Input data —
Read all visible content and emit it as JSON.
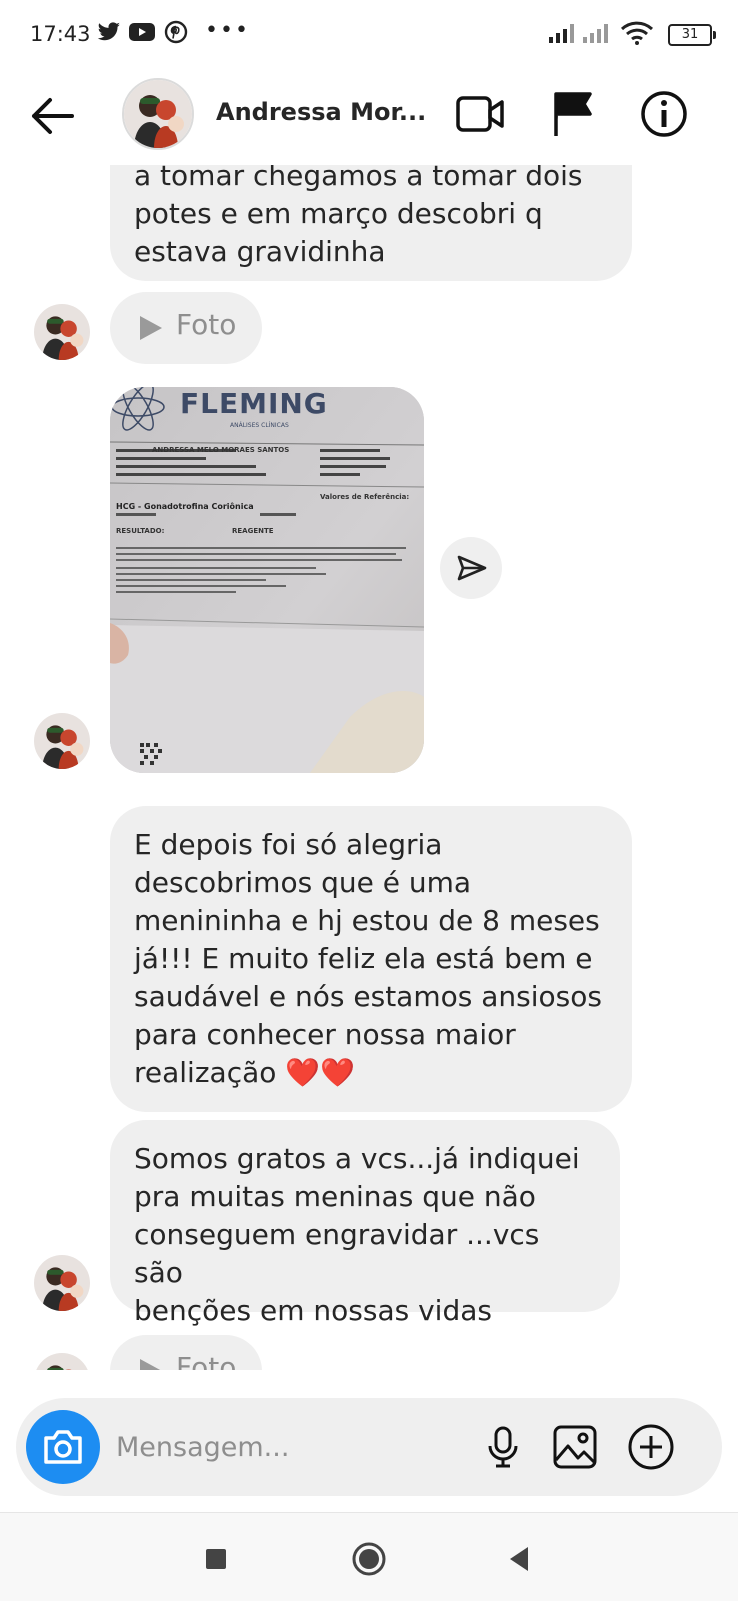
{
  "status_bar": {
    "time": "17:43",
    "battery": "31"
  },
  "header": {
    "name": "Andressa Mor..."
  },
  "messages": {
    "m1_lines": [
      "a tomar chegamos a tomar dois",
      "potes e em março descobri q",
      "estava gravidinha"
    ],
    "foto_label_1": "Foto",
    "m2_lines": [
      "E depois foi só alegria",
      "descobrimos que é uma",
      "menininha e hj estou de 8 meses",
      "já!!! E muito feliz ela está bem e",
      "saudável e nós estamos ansiosos",
      "para conhecer nossa maior",
      "realização ❤️❤️"
    ],
    "m3_lines": [
      "Somos gratos a vcs...já indiquei",
      "pra muitas meninas que não",
      "conseguem engravidar ...vcs são",
      "benções em nossas vidas"
    ],
    "foto_label_2": "Foto"
  },
  "photo_doc": {
    "lab_name": "FLEMING",
    "lab_sub": "ANÁLISES CLÍNICAS",
    "patient": "ANDRESSA MELO MORAES SANTOS",
    "exam": "HCG - Gonadotrofina Coriônica",
    "result_label": "RESULTADO:",
    "result": "REAGENTE",
    "ref_label": "Valores de Referência:"
  },
  "composer": {
    "placeholder": "Mensagem..."
  },
  "colors": {
    "bubble": "#efefef",
    "camera": "#1d8df2",
    "heart": "#e0161e"
  }
}
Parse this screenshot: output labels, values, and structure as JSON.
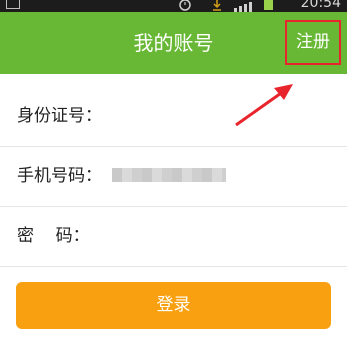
{
  "status_bar": {
    "time": "20:54",
    "icons": [
      "image-icon",
      "alarm-icon",
      "download-icon",
      "signal-icon",
      "battery-icon"
    ]
  },
  "header": {
    "title": "我的账号",
    "register_label": "注册",
    "background_color": "#68b835"
  },
  "form": {
    "id_label": "身份证号：",
    "phone_label": "手机号码：",
    "password_label": "密    码："
  },
  "actions": {
    "login_label": "登录",
    "login_color": "#f8a00f"
  },
  "annotation": {
    "highlight_color": "#e8242c"
  }
}
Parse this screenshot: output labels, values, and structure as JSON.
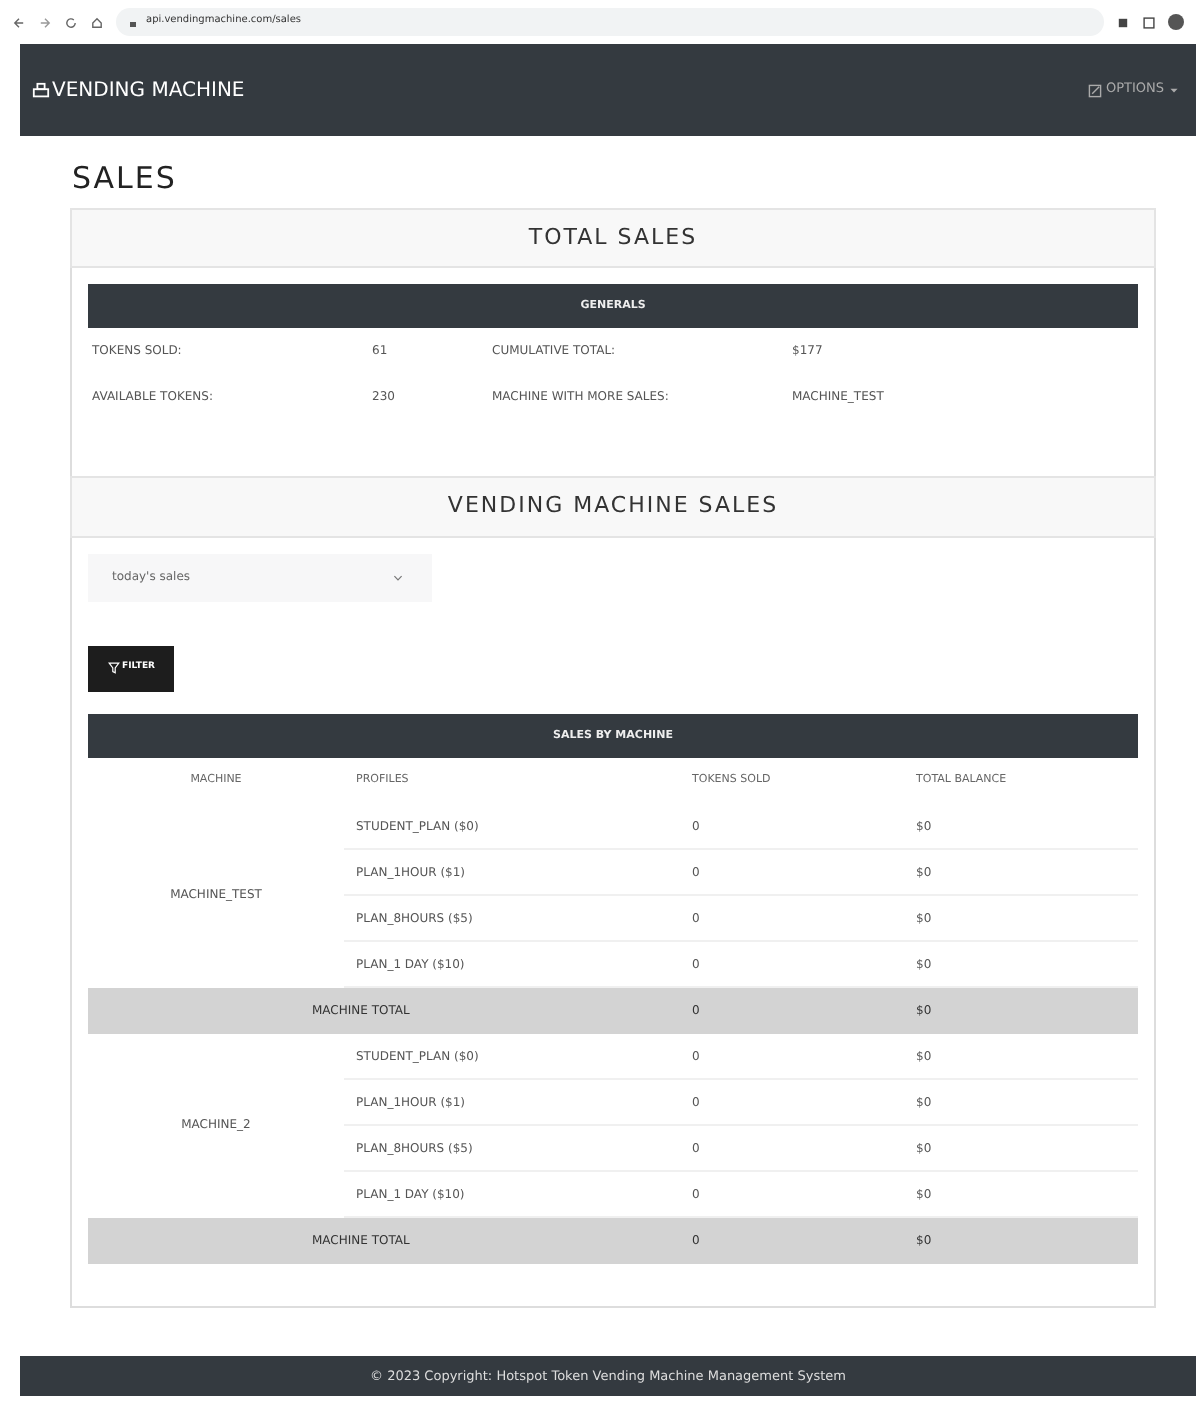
{
  "browser": {
    "url": "api.vendingmachine.com/sales"
  },
  "navbar": {
    "brand": "VENDING MACHINE",
    "menu": "OPTIONS"
  },
  "page_title": "SALES",
  "total_sales": {
    "title": "TOTAL SALES",
    "table_title": "GENERALS",
    "stats": [
      {
        "label": "TOKENS SOLD:",
        "value": "61",
        "label2": "CUMULATIVE TOTAL:",
        "value2": "$177"
      },
      {
        "label": "AVAILABLE TOKENS:",
        "value": "230",
        "label2": "MACHINE WITH MORE SALES:",
        "value2": "MACHINE_TEST"
      }
    ]
  },
  "machine_sales": {
    "title": "VENDING MACHINE SALES",
    "period": "today's sales",
    "filter_button": "FILTER",
    "table_title": "SALES BY MACHINE",
    "columns": [
      "MACHINE",
      "PROFILES",
      "TOKENS SOLD",
      "TOTAL BALANCE"
    ],
    "machines": [
      {
        "name": "MACHINE_TEST",
        "profiles": [
          {
            "profile": "STUDENT_PLAN ($0)",
            "tokens": "0",
            "balance": "$0"
          },
          {
            "profile": "PLAN_1HOUR ($1)",
            "tokens": "0",
            "balance": "$0"
          },
          {
            "profile": "PLAN_8HOURS ($5)",
            "tokens": "0",
            "balance": "$0"
          },
          {
            "profile": "PLAN_1 DAY ($10)",
            "tokens": "0",
            "balance": "$0"
          }
        ],
        "total_label": "MACHINE TOTAL",
        "total_tokens": "0",
        "total_balance": "$0"
      },
      {
        "name": "MACHINE_2",
        "profiles": [
          {
            "profile": "STUDENT_PLAN ($0)",
            "tokens": "0",
            "balance": "$0"
          },
          {
            "profile": "PLAN_1HOUR ($1)",
            "tokens": "0",
            "balance": "$0"
          },
          {
            "profile": "PLAN_8HOURS ($5)",
            "tokens": "0",
            "balance": "$0"
          },
          {
            "profile": "PLAN_1 DAY ($10)",
            "tokens": "0",
            "balance": "$0"
          }
        ],
        "total_label": "MACHINE TOTAL",
        "total_tokens": "0",
        "total_balance": "$0"
      }
    ]
  },
  "footer": "© 2023 Copyright: Hotspot Token Vending Machine Management System"
}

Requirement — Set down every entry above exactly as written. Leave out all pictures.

Response —
Read all visible content and emit it as JSON.
{
  "status_bar": {
    "time": "17:43",
    "battery": "31"
  },
  "header": {
    "name": "Andressa Mor..."
  },
  "messages": {
    "m1_lines": [
      "a tomar chegamos a tomar dois",
      "potes e em março descobri q",
      "estava gravidinha"
    ],
    "foto_label_1": "Foto",
    "m2_lines": [
      "E depois foi só alegria",
      "descobrimos que é uma",
      "menininha e hj estou de 8 meses",
      "já!!! E muito feliz ela está bem e",
      "saudável e nós estamos ansiosos",
      "para conhecer nossa maior",
      "realização ❤️❤️"
    ],
    "m3_lines": [
      "Somos gratos a vcs...já indiquei",
      "pra muitas meninas que não",
      "conseguem engravidar ...vcs são",
      "benções em nossas vidas"
    ],
    "foto_label_2": "Foto"
  },
  "photo_doc": {
    "lab_name": "FLEMING",
    "lab_sub": "ANÁLISES CLÍNICAS",
    "patient": "ANDRESSA MELO MORAES SANTOS",
    "exam": "HCG - Gonadotrofina Coriônica",
    "result_label": "RESULTADO:",
    "result": "REAGENTE",
    "ref_label": "Valores de Referência:"
  },
  "composer": {
    "placeholder": "Mensagem..."
  },
  "colors": {
    "bubble": "#efefef",
    "camera": "#1d8df2",
    "heart": "#e0161e"
  }
}
Parse this screenshot: output labels, values, and structure as JSON.
{
  "status_bar": {
    "time": "20:54",
    "icons": [
      "image-icon",
      "alarm-icon",
      "download-icon",
      "signal-icon",
      "battery-icon"
    ]
  },
  "header": {
    "title": "我的账号",
    "register_label": "注册",
    "background_color": "#68b835"
  },
  "form": {
    "id_label": "身份证号：",
    "phone_label": "手机号码：",
    "password_label": "密    码："
  },
  "actions": {
    "login_label": "登录",
    "login_color": "#f8a00f"
  },
  "annotation": {
    "highlight_color": "#e8242c"
  }
}
Parse this screenshot: output labels, values, and structure as JSON.
{
  "browser": {
    "url": "api.vendingmachine.com/sales"
  },
  "navbar": {
    "brand": "VENDING MACHINE",
    "menu": "OPTIONS"
  },
  "page_title": "SALES",
  "total_sales": {
    "title": "TOTAL SALES",
    "table_title": "GENERALS",
    "stats": [
      {
        "label": "TOKENS SOLD:",
        "value": "61",
        "label2": "CUMULATIVE TOTAL:",
        "value2": "$177"
      },
      {
        "label": "AVAILABLE TOKENS:",
        "value": "230",
        "label2": "MACHINE WITH MORE SALES:",
        "value2": "MACHINE_TEST"
      }
    ]
  },
  "machine_sales": {
    "title": "VENDING MACHINE SALES",
    "period": "today's sales",
    "filter_button": "FILTER",
    "table_title": "SALES BY MACHINE",
    "columns": [
      "MACHINE",
      "PROFILES",
      "TOKENS SOLD",
      "TOTAL BALANCE"
    ],
    "machines": [
      {
        "name": "MACHINE_TEST",
        "profiles": [
          {
            "profile": "STUDENT_PLAN ($0)",
            "tokens": "0",
            "balance": "$0"
          },
          {
            "profile": "PLAN_1HOUR ($1)",
            "tokens": "0",
            "balance": "$0"
          },
          {
            "profile": "PLAN_8HOURS ($5)",
            "tokens": "0",
            "balance": "$0"
          },
          {
            "profile": "PLAN_1 DAY ($10)",
            "tokens": "0",
            "balance": "$0"
          }
        ],
        "total_label": "MACHINE TOTAL",
        "total_tokens": "0",
        "total_balance": "$0"
      },
      {
        "name": "MACHINE_2",
        "profiles": [
          {
            "profile": "STUDENT_PLAN ($0)",
            "tokens": "0",
            "balance": "$0"
          },
          {
            "profile": "PLAN_1HOUR ($1)",
            "tokens": "0",
            "balance": "$0"
          },
          {
            "profile": "PLAN_8HOURS ($5)",
            "tokens": "0",
            "balance": "$0"
          },
          {
            "profile": "PLAN_1 DAY ($10)",
            "tokens": "0",
            "balance": "$0"
          }
        ],
        "total_label": "MACHINE TOTAL",
        "total_tokens": "0",
        "total_balance": "$0"
      }
    ]
  },
  "footer": "© 2023 Copyright: Hotspot Token Vending Machine Management System"
}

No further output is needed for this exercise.